The Guest House co-owner Kevin Kearney in the kitchen. Photo courtesy of Shehab Hossain/Imaginoor Photography
The Guest House in Kenmore announces temporary closure

Before then, the restaurant had been diligently updating its protocols amid COVID-19 concerns.

Sound Publishing operates the following titles in King County: Federal Way Mirror, Auburn Reporter, Kent-Covington Reporter, Renton Reporter, Enumclaw Courier-Herald, Kirkland Reporter, Bellevue Reporter, Snoqualmie Valley Record, Issaquah Reporter, Redmond Reporter, Bothell-Kenmore Reporter, Mercer Island Reporter and the Vashon-Maury Island Beachcomber.
Bothell-Kenmore Reporter to suspend print publication

As the coronavirus pandemic continues to rapidly evolve across the globe, the… Continue reading

COVID-19 gathering restriction delays funerals

For one funeral home owner, the confusion came to a head after a recent service.

Carolina Smoke owner David Hayward packages up orders to go on March 22 in Bothell.
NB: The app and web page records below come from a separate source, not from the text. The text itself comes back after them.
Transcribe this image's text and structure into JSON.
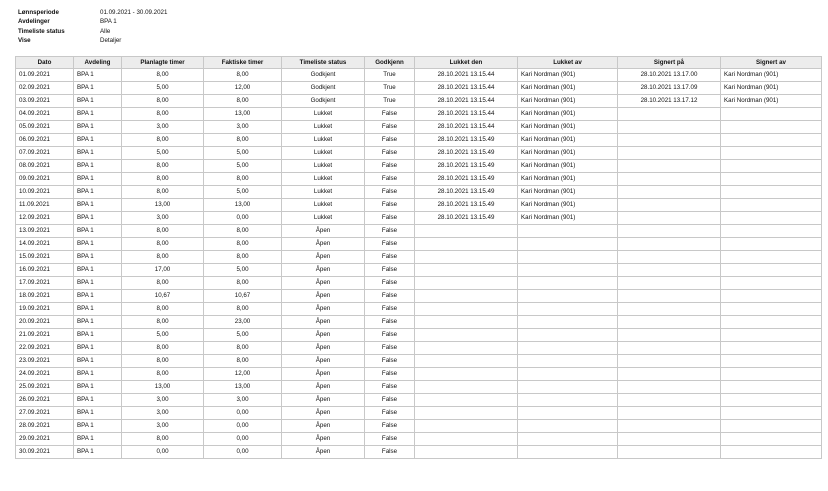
{
  "meta": [
    {
      "label": "Lønnsperiode",
      "value": "01.09.2021 - 30.09.2021"
    },
    {
      "label": "Avdelinger",
      "value": "BPA 1"
    },
    {
      "label": "Timeliste status",
      "value": "Alle"
    },
    {
      "label": "Vise",
      "value": "Detaljer"
    }
  ],
  "table": {
    "headers": [
      "Dato",
      "Avdeling",
      "Planlagte timer",
      "Faktiske timer",
      "Timeliste status",
      "Godkjenn",
      "Lukket den",
      "Lukket av",
      "Signert på",
      "Signert av"
    ],
    "rows": [
      [
        "01.09.2021",
        "BPA 1",
        "8,00",
        "8,00",
        "Godkjent",
        "True",
        "28.10.2021 13.15.44",
        "Kari Nordman (901)",
        "28.10.2021 13.17.00",
        "Kari Nordman (901)"
      ],
      [
        "02.09.2021",
        "BPA 1",
        "5,00",
        "12,00",
        "Godkjent",
        "True",
        "28.10.2021 13.15.44",
        "Kari Nordman (901)",
        "28.10.2021 13.17.09",
        "Kari Nordman (901)"
      ],
      [
        "03.09.2021",
        "BPA 1",
        "8,00",
        "8,00",
        "Godkjent",
        "True",
        "28.10.2021 13.15.44",
        "Kari Nordman (901)",
        "28.10.2021 13.17.12",
        "Kari Nordman (901)"
      ],
      [
        "04.09.2021",
        "BPA 1",
        "8,00",
        "13,00",
        "Lukket",
        "False",
        "28.10.2021 13.15.44",
        "Kari Nordman (901)",
        "",
        ""
      ],
      [
        "05.09.2021",
        "BPA 1",
        "3,00",
        "3,00",
        "Lukket",
        "False",
        "28.10.2021 13.15.44",
        "Kari Nordman (901)",
        "",
        ""
      ],
      [
        "06.09.2021",
        "BPA 1",
        "8,00",
        "8,00",
        "Lukket",
        "False",
        "28.10.2021 13.15.49",
        "Kari Nordman (901)",
        "",
        ""
      ],
      [
        "07.09.2021",
        "BPA 1",
        "5,00",
        "5,00",
        "Lukket",
        "False",
        "28.10.2021 13.15.49",
        "Kari Nordman (901)",
        "",
        ""
      ],
      [
        "08.09.2021",
        "BPA 1",
        "8,00",
        "5,00",
        "Lukket",
        "False",
        "28.10.2021 13.15.49",
        "Kari Nordman (901)",
        "",
        ""
      ],
      [
        "09.09.2021",
        "BPA 1",
        "8,00",
        "8,00",
        "Lukket",
        "False",
        "28.10.2021 13.15.49",
        "Kari Nordman (901)",
        "",
        ""
      ],
      [
        "10.09.2021",
        "BPA 1",
        "8,00",
        "5,00",
        "Lukket",
        "False",
        "28.10.2021 13.15.49",
        "Kari Nordman (901)",
        "",
        ""
      ],
      [
        "11.09.2021",
        "BPA 1",
        "13,00",
        "13,00",
        "Lukket",
        "False",
        "28.10.2021 13.15.49",
        "Kari Nordman (901)",
        "",
        ""
      ],
      [
        "12.09.2021",
        "BPA 1",
        "3,00",
        "0,00",
        "Lukket",
        "False",
        "28.10.2021 13.15.49",
        "Kari Nordman (901)",
        "",
        ""
      ],
      [
        "13.09.2021",
        "BPA 1",
        "8,00",
        "8,00",
        "Åpen",
        "False",
        "",
        "",
        "",
        ""
      ],
      [
        "14.09.2021",
        "BPA 1",
        "8,00",
        "8,00",
        "Åpen",
        "False",
        "",
        "",
        "",
        ""
      ],
      [
        "15.09.2021",
        "BPA 1",
        "8,00",
        "8,00",
        "Åpen",
        "False",
        "",
        "",
        "",
        ""
      ],
      [
        "16.09.2021",
        "BPA 1",
        "17,00",
        "5,00",
        "Åpen",
        "False",
        "",
        "",
        "",
        ""
      ],
      [
        "17.09.2021",
        "BPA 1",
        "8,00",
        "8,00",
        "Åpen",
        "False",
        "",
        "",
        "",
        ""
      ],
      [
        "18.09.2021",
        "BPA 1",
        "10,67",
        "10,67",
        "Åpen",
        "False",
        "",
        "",
        "",
        ""
      ],
      [
        "19.09.2021",
        "BPA 1",
        "8,00",
        "8,00",
        "Åpen",
        "False",
        "",
        "",
        "",
        ""
      ],
      [
        "20.09.2021",
        "BPA 1",
        "8,00",
        "23,00",
        "Åpen",
        "False",
        "",
        "",
        "",
        ""
      ],
      [
        "21.09.2021",
        "BPA 1",
        "5,00",
        "5,00",
        "Åpen",
        "False",
        "",
        "",
        "",
        ""
      ],
      [
        "22.09.2021",
        "BPA 1",
        "8,00",
        "8,00",
        "Åpen",
        "False",
        "",
        "",
        "",
        ""
      ],
      [
        "23.09.2021",
        "BPA 1",
        "8,00",
        "8,00",
        "Åpen",
        "False",
        "",
        "",
        "",
        ""
      ],
      [
        "24.09.2021",
        "BPA 1",
        "8,00",
        "12,00",
        "Åpen",
        "False",
        "",
        "",
        "",
        ""
      ],
      [
        "25.09.2021",
        "BPA 1",
        "13,00",
        "13,00",
        "Åpen",
        "False",
        "",
        "",
        "",
        ""
      ],
      [
        "26.09.2021",
        "BPA 1",
        "3,00",
        "3,00",
        "Åpen",
        "False",
        "",
        "",
        "",
        ""
      ],
      [
        "27.09.2021",
        "BPA 1",
        "3,00",
        "0,00",
        "Åpen",
        "False",
        "",
        "",
        "",
        ""
      ],
      [
        "28.09.2021",
        "BPA 1",
        "3,00",
        "0,00",
        "Åpen",
        "False",
        "",
        "",
        "",
        ""
      ],
      [
        "29.09.2021",
        "BPA 1",
        "8,00",
        "0,00",
        "Åpen",
        "False",
        "",
        "",
        "",
        ""
      ],
      [
        "30.09.2021",
        "BPA 1",
        "0,00",
        "0,00",
        "Åpen",
        "False",
        "",
        "",
        "",
        ""
      ]
    ]
  },
  "colors": {
    "grid": "#c8c8c8",
    "header_bg": "#ececec"
  }
}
Olivia Vanni/staff photo
Carolina Smoke in Bothell offers down-home barbecue comfort

During the shutdown, take home an order of restaurant owner David Hayward’s brisket, pulled pork, ribs and sides.

Bothell spirits maker now producing hand sanitizer

Wildwood Spirits Co. has decided to give the community something it’s lacking.

Boeing plants in Puget Sound area to close; infected Everett worker dies

To the relief of anxious employees, the company said it will shut down factory operations for two weeks.

For sale sign hanging in front of house. File photo
Open houses close due to coronavirus concerns

Northwest Multiple Listing Service halts large group home tours amid pandemic.

Customers buying high volume of products at cannabis shops

Retail establishments get the green light to remain open during COVID-19 pandemic.

AG Ferguson warns of scams related to COVID-19

Washingtonians should be skeptical of claims about virus

Most Read